▶ About this task
Among the records below, find the lines that contain "test" and copy each of them.

=== Begin Enclosure ===

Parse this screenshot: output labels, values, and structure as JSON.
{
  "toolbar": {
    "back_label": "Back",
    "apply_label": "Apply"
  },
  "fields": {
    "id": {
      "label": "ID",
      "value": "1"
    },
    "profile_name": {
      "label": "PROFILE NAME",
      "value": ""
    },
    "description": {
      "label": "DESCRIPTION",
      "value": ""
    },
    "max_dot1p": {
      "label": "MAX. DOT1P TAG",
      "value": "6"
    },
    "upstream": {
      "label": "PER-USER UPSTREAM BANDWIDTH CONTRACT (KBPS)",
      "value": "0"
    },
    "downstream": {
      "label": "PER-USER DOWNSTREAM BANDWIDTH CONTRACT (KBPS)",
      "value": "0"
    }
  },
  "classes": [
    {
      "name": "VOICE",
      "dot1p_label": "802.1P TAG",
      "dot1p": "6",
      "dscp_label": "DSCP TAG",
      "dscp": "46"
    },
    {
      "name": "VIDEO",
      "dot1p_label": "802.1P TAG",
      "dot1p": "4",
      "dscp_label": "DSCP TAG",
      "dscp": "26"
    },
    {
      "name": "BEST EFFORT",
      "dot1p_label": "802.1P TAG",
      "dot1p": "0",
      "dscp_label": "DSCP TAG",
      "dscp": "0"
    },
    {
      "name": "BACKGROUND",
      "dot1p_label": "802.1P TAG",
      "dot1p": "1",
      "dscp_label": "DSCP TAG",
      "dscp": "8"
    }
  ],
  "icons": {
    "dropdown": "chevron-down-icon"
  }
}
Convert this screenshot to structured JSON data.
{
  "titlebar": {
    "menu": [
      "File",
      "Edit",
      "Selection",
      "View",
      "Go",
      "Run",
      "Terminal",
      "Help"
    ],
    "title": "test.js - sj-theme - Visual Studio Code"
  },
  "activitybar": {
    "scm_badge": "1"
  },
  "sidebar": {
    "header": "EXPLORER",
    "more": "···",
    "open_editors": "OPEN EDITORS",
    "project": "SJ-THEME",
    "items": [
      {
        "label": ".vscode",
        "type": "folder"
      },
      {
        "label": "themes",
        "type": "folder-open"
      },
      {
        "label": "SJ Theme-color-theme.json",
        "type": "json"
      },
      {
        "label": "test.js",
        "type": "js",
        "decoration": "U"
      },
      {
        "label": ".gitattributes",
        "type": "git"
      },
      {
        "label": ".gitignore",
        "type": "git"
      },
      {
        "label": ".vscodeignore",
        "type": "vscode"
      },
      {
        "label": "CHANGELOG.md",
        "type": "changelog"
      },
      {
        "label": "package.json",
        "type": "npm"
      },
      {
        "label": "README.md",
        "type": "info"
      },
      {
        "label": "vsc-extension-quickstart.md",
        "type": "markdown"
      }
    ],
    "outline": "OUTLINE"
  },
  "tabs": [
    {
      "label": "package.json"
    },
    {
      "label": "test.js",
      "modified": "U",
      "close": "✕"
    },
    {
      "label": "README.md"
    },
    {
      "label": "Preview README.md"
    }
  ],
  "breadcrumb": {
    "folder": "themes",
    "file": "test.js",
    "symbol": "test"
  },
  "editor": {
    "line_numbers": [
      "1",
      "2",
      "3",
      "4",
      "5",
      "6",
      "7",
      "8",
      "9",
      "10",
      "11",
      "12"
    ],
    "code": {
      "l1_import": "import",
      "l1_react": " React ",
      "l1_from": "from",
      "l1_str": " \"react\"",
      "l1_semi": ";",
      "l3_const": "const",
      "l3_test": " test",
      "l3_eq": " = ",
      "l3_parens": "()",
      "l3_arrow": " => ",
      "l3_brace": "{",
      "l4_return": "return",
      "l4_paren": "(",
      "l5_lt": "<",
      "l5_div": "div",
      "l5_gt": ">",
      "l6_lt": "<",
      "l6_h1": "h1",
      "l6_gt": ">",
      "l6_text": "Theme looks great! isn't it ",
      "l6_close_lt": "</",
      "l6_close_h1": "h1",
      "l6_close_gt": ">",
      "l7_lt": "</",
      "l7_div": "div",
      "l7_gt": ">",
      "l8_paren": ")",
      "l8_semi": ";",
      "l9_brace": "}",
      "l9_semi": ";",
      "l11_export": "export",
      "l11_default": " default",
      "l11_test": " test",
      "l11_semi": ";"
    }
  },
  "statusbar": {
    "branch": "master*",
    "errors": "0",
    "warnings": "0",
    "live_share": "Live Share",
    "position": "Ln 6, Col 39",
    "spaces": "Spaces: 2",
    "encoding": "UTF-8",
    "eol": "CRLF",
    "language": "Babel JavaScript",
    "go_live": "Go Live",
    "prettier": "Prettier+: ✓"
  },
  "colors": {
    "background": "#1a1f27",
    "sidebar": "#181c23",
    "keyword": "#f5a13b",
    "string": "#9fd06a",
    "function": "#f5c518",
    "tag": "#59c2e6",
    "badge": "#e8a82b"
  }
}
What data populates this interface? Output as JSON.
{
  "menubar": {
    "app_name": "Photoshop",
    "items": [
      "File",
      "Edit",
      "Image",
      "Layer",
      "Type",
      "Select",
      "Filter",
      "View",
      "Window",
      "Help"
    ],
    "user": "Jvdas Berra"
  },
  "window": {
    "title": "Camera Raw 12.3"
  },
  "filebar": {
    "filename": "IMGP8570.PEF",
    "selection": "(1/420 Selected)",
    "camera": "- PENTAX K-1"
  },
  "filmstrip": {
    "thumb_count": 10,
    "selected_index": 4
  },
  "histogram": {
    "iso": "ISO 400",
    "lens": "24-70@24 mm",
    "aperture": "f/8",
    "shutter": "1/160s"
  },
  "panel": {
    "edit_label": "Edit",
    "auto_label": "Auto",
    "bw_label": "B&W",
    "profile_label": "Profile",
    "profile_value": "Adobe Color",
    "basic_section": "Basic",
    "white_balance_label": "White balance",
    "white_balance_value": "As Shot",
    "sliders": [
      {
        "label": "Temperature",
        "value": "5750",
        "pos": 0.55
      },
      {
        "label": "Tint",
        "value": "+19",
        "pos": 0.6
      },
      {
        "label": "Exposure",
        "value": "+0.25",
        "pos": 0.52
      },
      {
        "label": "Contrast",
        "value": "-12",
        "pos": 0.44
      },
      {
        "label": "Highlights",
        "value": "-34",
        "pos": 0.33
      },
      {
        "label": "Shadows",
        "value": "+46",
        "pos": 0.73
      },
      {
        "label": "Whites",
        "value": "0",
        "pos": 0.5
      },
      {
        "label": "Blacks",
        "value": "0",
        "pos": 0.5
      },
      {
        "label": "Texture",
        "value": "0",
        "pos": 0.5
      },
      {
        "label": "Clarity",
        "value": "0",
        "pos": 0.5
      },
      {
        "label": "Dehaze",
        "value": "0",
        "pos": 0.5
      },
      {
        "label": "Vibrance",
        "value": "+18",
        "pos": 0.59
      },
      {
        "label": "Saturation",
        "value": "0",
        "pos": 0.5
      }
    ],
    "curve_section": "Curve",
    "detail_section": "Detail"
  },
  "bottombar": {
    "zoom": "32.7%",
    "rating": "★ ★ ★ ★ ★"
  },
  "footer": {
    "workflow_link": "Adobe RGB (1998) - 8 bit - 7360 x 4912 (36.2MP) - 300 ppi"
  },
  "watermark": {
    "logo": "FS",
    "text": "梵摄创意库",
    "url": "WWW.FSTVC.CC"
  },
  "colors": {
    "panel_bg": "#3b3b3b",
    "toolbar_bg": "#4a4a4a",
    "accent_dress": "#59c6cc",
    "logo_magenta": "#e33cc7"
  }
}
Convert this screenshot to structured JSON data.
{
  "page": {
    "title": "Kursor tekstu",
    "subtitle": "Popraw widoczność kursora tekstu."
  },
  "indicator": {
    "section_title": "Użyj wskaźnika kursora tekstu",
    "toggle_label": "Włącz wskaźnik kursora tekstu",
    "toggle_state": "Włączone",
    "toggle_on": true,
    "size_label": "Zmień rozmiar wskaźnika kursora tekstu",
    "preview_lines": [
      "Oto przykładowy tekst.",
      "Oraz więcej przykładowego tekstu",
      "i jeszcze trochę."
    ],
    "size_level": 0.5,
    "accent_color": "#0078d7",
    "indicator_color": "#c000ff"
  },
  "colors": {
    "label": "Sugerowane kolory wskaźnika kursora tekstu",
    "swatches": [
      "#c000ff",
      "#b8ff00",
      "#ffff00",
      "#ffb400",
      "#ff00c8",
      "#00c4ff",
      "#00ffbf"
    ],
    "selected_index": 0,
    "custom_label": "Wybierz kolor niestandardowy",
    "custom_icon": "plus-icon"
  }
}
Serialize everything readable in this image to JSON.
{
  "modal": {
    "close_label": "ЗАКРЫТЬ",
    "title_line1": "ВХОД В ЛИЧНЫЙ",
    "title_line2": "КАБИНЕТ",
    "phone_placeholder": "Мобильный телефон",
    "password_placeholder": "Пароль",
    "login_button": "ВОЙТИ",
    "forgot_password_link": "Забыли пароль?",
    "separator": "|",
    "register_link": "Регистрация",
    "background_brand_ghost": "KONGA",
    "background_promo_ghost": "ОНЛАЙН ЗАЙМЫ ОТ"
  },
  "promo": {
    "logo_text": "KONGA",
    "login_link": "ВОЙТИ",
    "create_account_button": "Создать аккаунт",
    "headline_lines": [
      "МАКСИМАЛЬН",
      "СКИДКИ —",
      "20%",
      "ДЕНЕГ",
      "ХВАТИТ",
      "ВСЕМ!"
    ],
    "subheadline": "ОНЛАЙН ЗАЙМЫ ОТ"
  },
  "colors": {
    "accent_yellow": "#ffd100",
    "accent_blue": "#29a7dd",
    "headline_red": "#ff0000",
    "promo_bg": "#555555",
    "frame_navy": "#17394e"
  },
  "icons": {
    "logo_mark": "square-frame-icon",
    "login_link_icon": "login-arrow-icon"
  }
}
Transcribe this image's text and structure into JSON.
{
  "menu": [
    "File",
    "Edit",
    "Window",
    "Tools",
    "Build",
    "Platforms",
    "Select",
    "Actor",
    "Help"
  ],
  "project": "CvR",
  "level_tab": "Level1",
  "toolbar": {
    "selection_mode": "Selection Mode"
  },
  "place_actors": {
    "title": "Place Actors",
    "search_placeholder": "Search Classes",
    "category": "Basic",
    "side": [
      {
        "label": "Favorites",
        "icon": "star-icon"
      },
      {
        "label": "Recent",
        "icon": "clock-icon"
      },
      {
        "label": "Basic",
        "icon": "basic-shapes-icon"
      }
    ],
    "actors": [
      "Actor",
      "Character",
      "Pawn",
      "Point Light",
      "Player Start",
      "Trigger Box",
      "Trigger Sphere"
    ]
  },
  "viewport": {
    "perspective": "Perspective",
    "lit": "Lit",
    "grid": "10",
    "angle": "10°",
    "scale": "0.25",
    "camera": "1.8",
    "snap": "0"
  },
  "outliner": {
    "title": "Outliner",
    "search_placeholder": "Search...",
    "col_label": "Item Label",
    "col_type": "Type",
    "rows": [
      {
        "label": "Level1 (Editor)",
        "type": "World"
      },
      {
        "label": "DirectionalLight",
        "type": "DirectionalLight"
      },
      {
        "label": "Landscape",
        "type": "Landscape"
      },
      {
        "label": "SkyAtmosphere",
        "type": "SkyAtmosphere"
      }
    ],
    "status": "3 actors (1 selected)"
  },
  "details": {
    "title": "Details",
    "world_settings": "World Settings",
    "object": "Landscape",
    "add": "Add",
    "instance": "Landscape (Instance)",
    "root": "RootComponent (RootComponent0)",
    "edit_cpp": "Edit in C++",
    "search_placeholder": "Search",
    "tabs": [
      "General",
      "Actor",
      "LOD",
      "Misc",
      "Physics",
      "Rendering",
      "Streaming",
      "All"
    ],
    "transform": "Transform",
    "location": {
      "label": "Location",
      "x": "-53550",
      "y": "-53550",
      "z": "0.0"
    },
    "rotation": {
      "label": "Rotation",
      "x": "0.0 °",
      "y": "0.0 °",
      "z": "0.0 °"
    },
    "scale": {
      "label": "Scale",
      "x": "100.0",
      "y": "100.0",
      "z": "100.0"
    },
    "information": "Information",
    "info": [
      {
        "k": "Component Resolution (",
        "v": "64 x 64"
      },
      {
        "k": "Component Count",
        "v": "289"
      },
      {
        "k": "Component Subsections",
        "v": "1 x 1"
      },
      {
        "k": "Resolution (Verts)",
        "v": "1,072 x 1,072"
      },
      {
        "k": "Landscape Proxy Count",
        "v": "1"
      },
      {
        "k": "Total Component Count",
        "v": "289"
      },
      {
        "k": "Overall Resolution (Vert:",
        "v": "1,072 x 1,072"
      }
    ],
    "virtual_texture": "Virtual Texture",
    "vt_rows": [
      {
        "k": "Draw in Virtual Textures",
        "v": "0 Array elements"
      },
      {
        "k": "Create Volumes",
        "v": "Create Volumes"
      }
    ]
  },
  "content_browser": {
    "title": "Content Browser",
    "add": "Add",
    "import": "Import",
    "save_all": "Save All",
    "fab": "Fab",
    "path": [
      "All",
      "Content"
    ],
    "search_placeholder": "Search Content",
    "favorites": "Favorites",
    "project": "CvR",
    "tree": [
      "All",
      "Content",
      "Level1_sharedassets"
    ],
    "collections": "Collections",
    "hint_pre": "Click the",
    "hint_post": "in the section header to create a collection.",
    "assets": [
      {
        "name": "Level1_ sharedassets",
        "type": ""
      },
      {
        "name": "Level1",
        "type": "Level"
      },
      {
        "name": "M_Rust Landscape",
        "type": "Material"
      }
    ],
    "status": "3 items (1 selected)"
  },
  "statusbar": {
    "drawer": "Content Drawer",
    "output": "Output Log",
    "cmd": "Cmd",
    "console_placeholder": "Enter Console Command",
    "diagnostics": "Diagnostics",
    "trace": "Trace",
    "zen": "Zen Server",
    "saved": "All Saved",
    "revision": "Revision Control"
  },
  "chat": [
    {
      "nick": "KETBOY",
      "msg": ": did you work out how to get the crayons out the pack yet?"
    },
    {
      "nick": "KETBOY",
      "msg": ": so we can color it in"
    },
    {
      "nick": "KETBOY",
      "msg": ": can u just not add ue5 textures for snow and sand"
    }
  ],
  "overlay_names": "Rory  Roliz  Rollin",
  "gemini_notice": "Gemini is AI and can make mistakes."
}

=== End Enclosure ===

▶ Exercise result
    "title": "test.js - sj-theme - Visual Studio Code"
        "label": "test.js",
      "label": "test.js",
    "file": "test.js",
    "symbol": "test"
      "l3_test": " test",
      "l11_test": " test",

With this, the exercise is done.